The rainy season may have begun, but Southern California’s water supply situation is still cloudy and we’ve had a few good storms already. We’re no Seattle, but the little rain we get helps take the strain off our water supply. But we’re not cashing in on the blue gold that falls from the sky if we’re soaking lawns and gardens before it rains or – worse yet – while it’s raining.
Soil can’t absorb any more water, whether from the hose, sprinklers or the sky, if it’s already saturated. That’s why it’s important to pay attention to the weather and turn off sprinklers for about three days before and three days after it rains. The soil will then be ready to absorb the rainfall, giving your plants a free shot of water and helping to recharge Pasadena’s groundwater basin.
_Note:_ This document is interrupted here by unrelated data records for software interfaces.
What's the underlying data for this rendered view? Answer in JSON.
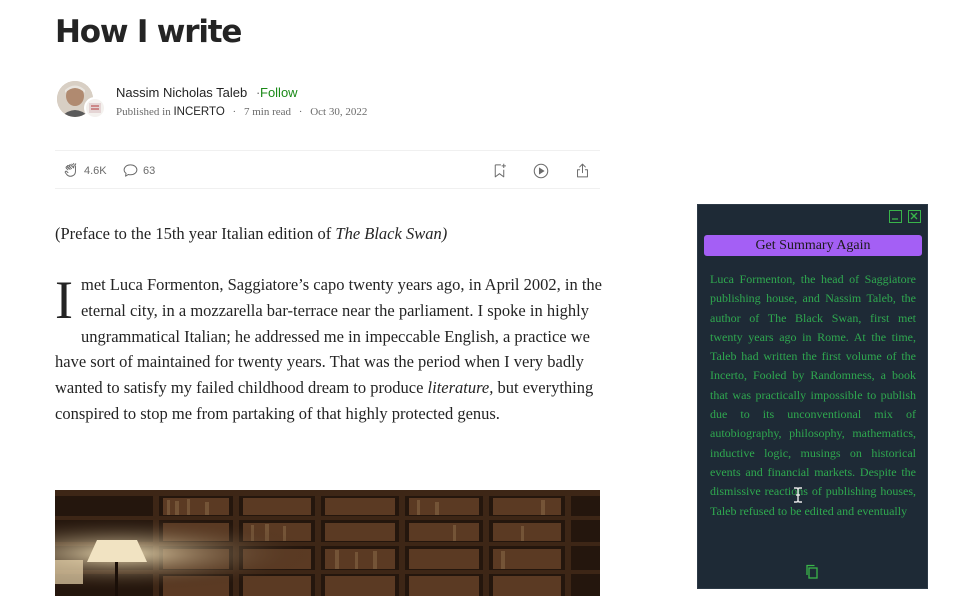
{
  "article": {
    "title": "How I write",
    "author": "Nassim Nicholas Taleb",
    "dot": "·",
    "follow_label": "Follow",
    "published_in_label": "Published in",
    "publication": "INCERTO",
    "read_time": "7 min read",
    "date": "Oct 30, 2022",
    "separator": "·",
    "claps": "4.6K",
    "responses": "63",
    "preface_prefix": "(Preface to the 15th year Italian edition of ",
    "preface_book": "The Black Swan)",
    "dropcap": "I",
    "para_part1": " met Luca Formenton, Saggiatore’s capo twenty years ago, in April 2002, in the eternal city, in a mozzarella bar-terrace near the parliament. I spoke in highly ungrammatical Italian; he addressed me in impeccable English, a practice we have sort of maintained for twenty years. That was the period when I very badly wanted to satisfy my failed childhood dream to produce ",
    "para_em": "literature,",
    "para_part2": " but everything conspired to stop me from partaking of that highly protected genus."
  },
  "summary_panel": {
    "button_label": "Get Summary Again",
    "text": "Luca Formenton, the head of Saggiatore publishing house, and Nassim Taleb, the author of The Black Swan, first met twenty years ago in Rome. At the time, Taleb had written the first volume of the Incerto, Fooled by Randomness, a book that was practically impossible to publish due to its unconventional mix of autobiography, philosophy, mathematics, inductive logic, musings on historical events and financial markets. Despite the dismissive reactions of publishing houses, Taleb refused to be edited and eventually",
    "accent_color": "#2fa84f",
    "button_color": "#a45ff5",
    "background_color": "#1e2a36"
  },
  "icons": {
    "clap": "clap-icon",
    "response": "speech-bubble-icon",
    "bookmark": "bookmark-add-icon",
    "listen": "play-icon",
    "share": "share-icon",
    "minimize": "minimize-icon",
    "close": "close-icon",
    "copy": "copy-icon",
    "cursor": "text-cursor-icon"
  }
}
Watering during rain is obviously and excessively wasteful and prohibited by Pasadena’s water shortage procedures. (Violators may receive fines of $100 or more.)
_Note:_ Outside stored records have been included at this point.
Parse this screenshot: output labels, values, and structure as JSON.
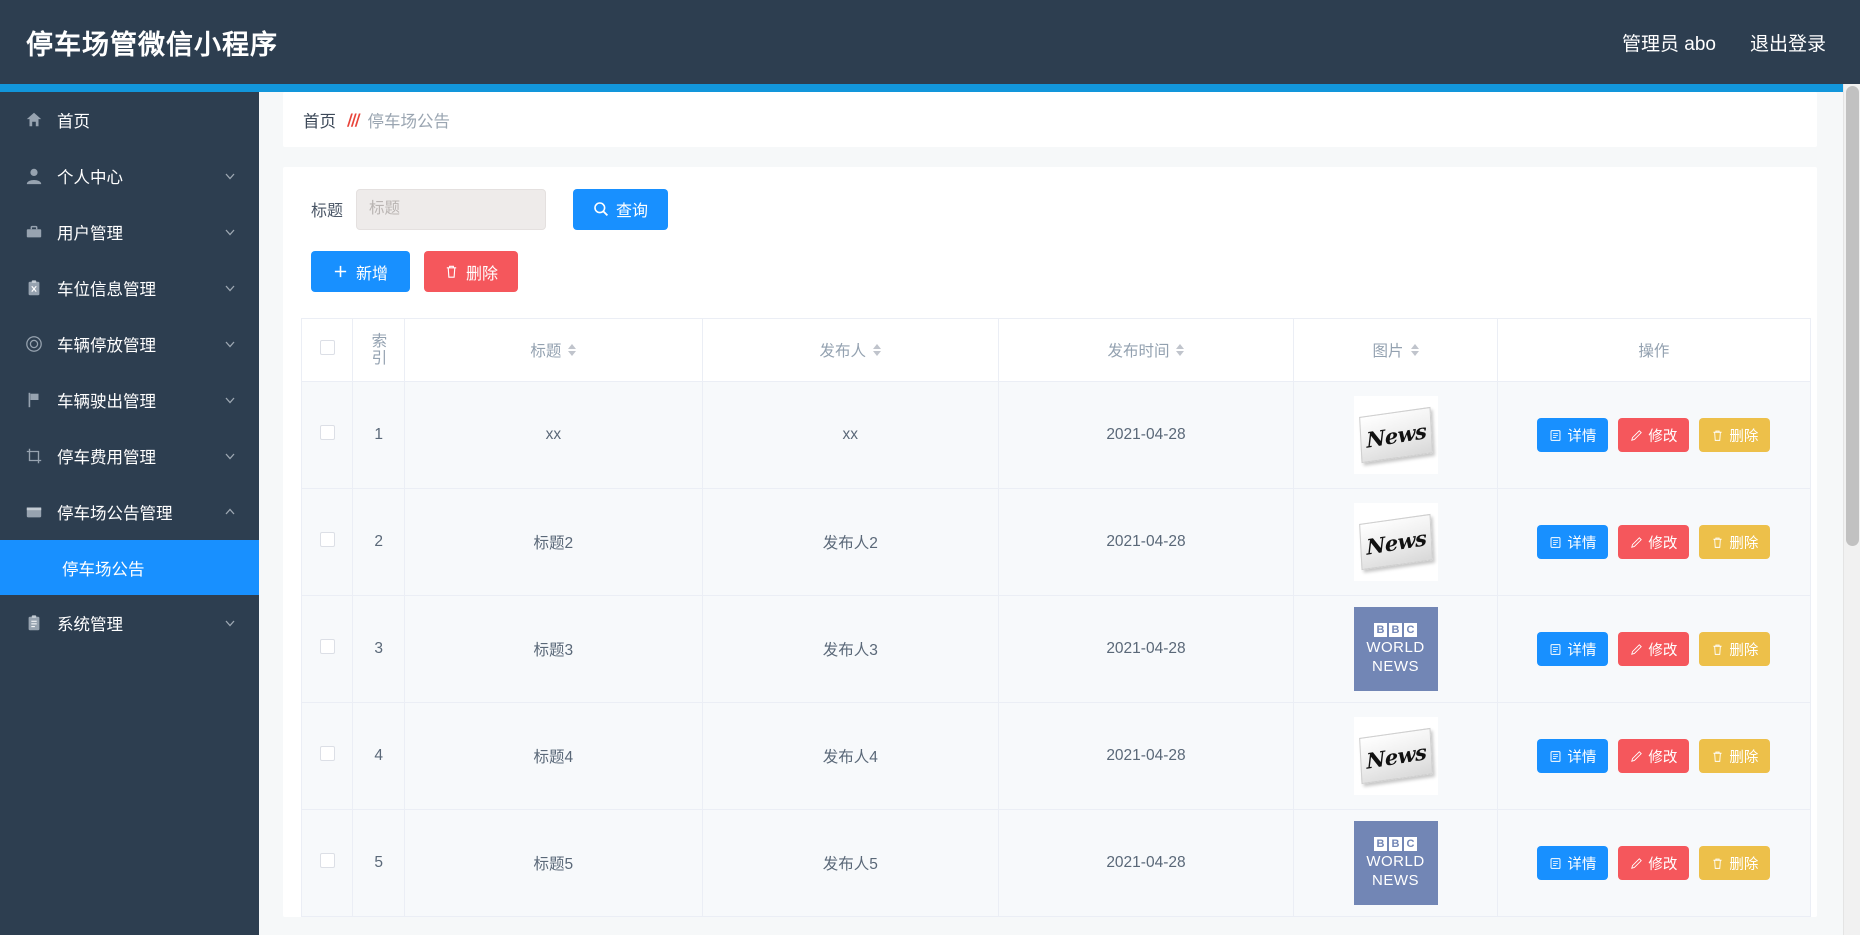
{
  "header": {
    "brand": "停车场管微信小程序",
    "user": "管理员 abo",
    "logout": "退出登录"
  },
  "sidebar": {
    "items": [
      {
        "label": "首页",
        "icon": "home-icon",
        "arrow": "",
        "active": false
      },
      {
        "label": "个人中心",
        "icon": "user-icon",
        "arrow": "chevron-down-icon",
        "active": false
      },
      {
        "label": "用户管理",
        "icon": "briefcase-icon",
        "arrow": "chevron-down-icon",
        "active": false
      },
      {
        "label": "车位信息管理",
        "icon": "clipboard-x-icon",
        "arrow": "chevron-down-icon",
        "active": false
      },
      {
        "label": "车辆停放管理",
        "icon": "circle-target-icon",
        "arrow": "chevron-down-icon",
        "active": false
      },
      {
        "label": "车辆驶出管理",
        "icon": "flag-icon",
        "arrow": "chevron-down-icon",
        "active": false
      },
      {
        "label": "停车费用管理",
        "icon": "crop-icon",
        "arrow": "chevron-down-icon",
        "active": false
      },
      {
        "label": "停车场公告管理",
        "icon": "window-icon",
        "arrow": "chevron-up-icon",
        "active": false
      }
    ],
    "sub_item": {
      "label": "停车场公告",
      "active": true
    },
    "last_item": {
      "label": "系统管理",
      "icon": "clipboard-icon",
      "arrow": "chevron-down-icon"
    }
  },
  "breadcrumb": {
    "home": "首页",
    "separator": "///",
    "current": "停车场公告"
  },
  "search": {
    "label": "标题",
    "placeholder": "标题",
    "value": "",
    "query_button": "查询",
    "query_icon": "search-icon"
  },
  "actions": {
    "add": "新增",
    "add_icon": "plus-icon",
    "delete": "删除",
    "delete_icon": "trash-icon"
  },
  "table": {
    "columns": [
      {
        "key": "checkbox",
        "label": "",
        "sortable": false
      },
      {
        "key": "index",
        "label": "索引",
        "sortable": false
      },
      {
        "key": "title",
        "label": "标题",
        "sortable": true
      },
      {
        "key": "publisher",
        "label": "发布人",
        "sortable": true
      },
      {
        "key": "publish_time",
        "label": "发布时间",
        "sortable": true
      },
      {
        "key": "image",
        "label": "图片",
        "sortable": true
      },
      {
        "key": "operation",
        "label": "操作",
        "sortable": false
      }
    ],
    "row_buttons": {
      "detail": "详情",
      "detail_icon": "document-icon",
      "edit": "修改",
      "edit_icon": "pencil-icon",
      "delete": "删除",
      "delete_icon": "trash-icon"
    },
    "rows": [
      {
        "index": "1",
        "title": "xx",
        "publisher": "xx",
        "publish_time": "2021-04-28",
        "image": "news-thumbnail"
      },
      {
        "index": "2",
        "title": "标题2",
        "publisher": "发布人2",
        "publish_time": "2021-04-28",
        "image": "news-thumbnail"
      },
      {
        "index": "3",
        "title": "标题3",
        "publisher": "发布人3",
        "publish_time": "2021-04-28",
        "image": "bbc-world-news-thumbnail"
      },
      {
        "index": "4",
        "title": "标题4",
        "publisher": "发布人4",
        "publish_time": "2021-04-28",
        "image": "news-thumbnail"
      },
      {
        "index": "5",
        "title": "标题5",
        "publisher": "发布人5",
        "publish_time": "2021-04-28",
        "image": "bbc-world-news-thumbnail"
      }
    ]
  },
  "colors": {
    "header_bg": "#2d3e50",
    "accent_blue": "#1890ff",
    "stripe_blue": "#1296db",
    "danger_red": "#f5575c",
    "warn_yellow": "#edc04a",
    "breadcrumb_sep": "#e8443a",
    "bbc_bg": "#7286b5"
  }
}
Once the rain stops, PWP recommends that you skip watering for a few days because plants are already well fed and the rain-soaked soil won’t absorb more water; excess will simply run into the gutter. A good rule of thumb before deciding to water your lawn is to step on the grass. If it rebounds quickly, it doesn’t need watering.
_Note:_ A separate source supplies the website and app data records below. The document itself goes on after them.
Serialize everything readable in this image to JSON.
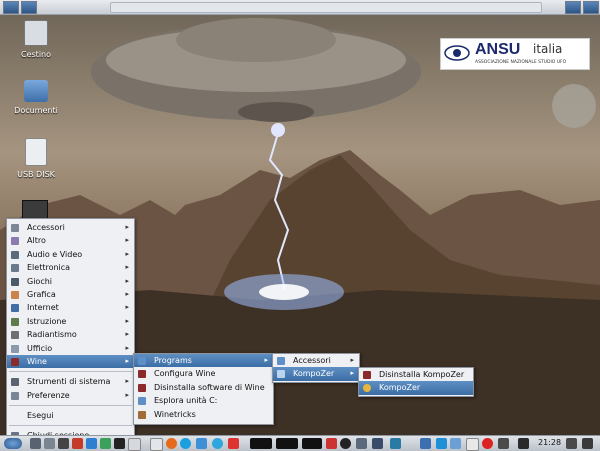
{
  "logo": {
    "brand": "ANSU",
    "suffix": "italia",
    "tagline": "ASSOCIAZIONE NAZIONALE STUDIO UFO"
  },
  "desktop_icons": [
    {
      "label": "Cestino",
      "icon": "trash-icon"
    },
    {
      "label": "Documenti",
      "icon": "folder-icon"
    },
    {
      "label": "USB DISK",
      "icon": "usb-drive-icon"
    }
  ],
  "main_menu": {
    "items": [
      {
        "label": "Accessori",
        "icon": "accessories-icon",
        "submenu": true
      },
      {
        "label": "Altro",
        "icon": "other-icon",
        "submenu": true
      },
      {
        "label": "Audio e Video",
        "icon": "multimedia-icon",
        "submenu": true
      },
      {
        "label": "Elettronica",
        "icon": "electronics-icon",
        "submenu": true
      },
      {
        "label": "Giochi",
        "icon": "games-icon",
        "submenu": true
      },
      {
        "label": "Grafica",
        "icon": "graphics-icon",
        "submenu": true
      },
      {
        "label": "Internet",
        "icon": "internet-icon",
        "submenu": true
      },
      {
        "label": "Istruzione",
        "icon": "education-icon",
        "submenu": true
      },
      {
        "label": "Radiantismo",
        "icon": "ham-radio-icon",
        "submenu": true
      },
      {
        "label": "Ufficio",
        "icon": "office-icon",
        "submenu": true
      },
      {
        "label": "Wine",
        "icon": "wine-icon",
        "submenu": true,
        "highlighted": true
      }
    ],
    "system_items": [
      {
        "label": "Strumenti di sistema",
        "icon": "system-tools-icon",
        "submenu": true
      },
      {
        "label": "Preferenze",
        "icon": "preferences-icon",
        "submenu": true
      }
    ],
    "run_label": "Esegui",
    "logout_label": "Chiudi sessione"
  },
  "wine_menu": {
    "items": [
      {
        "label": "Programs",
        "icon": "folder-icon",
        "submenu": true,
        "highlighted": true
      },
      {
        "label": "Configura Wine",
        "icon": "wine-icon"
      },
      {
        "label": "Disinstalla software di Wine",
        "icon": "wine-icon"
      },
      {
        "label": "Esplora unità C:",
        "icon": "folder-icon"
      },
      {
        "label": "Winetricks",
        "icon": "winetricks-icon"
      }
    ]
  },
  "programs_menu": {
    "items": [
      {
        "label": "Accessori",
        "icon": "folder-icon",
        "submenu": true
      },
      {
        "label": "KompoZer",
        "icon": "folder-icon",
        "submenu": true,
        "highlighted": true
      }
    ]
  },
  "kompozer_menu": {
    "items": [
      {
        "label": "Disinstalla KompoZer",
        "icon": "wine-icon"
      },
      {
        "label": "KompoZer",
        "icon": "kompozer-icon",
        "highlighted": true
      }
    ]
  },
  "taskbar": {
    "clock": "21:28"
  },
  "colors": {
    "highlight": "#4a7db5",
    "menu_bg": "#eef0f3",
    "panel": "#d0d5dc"
  }
}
All totaled, turning off sprinklers before, during and after a good rain can save Pasadena 80 to 175 million gallons of water in a week, depending on the time of year. It really pays to check the forecast!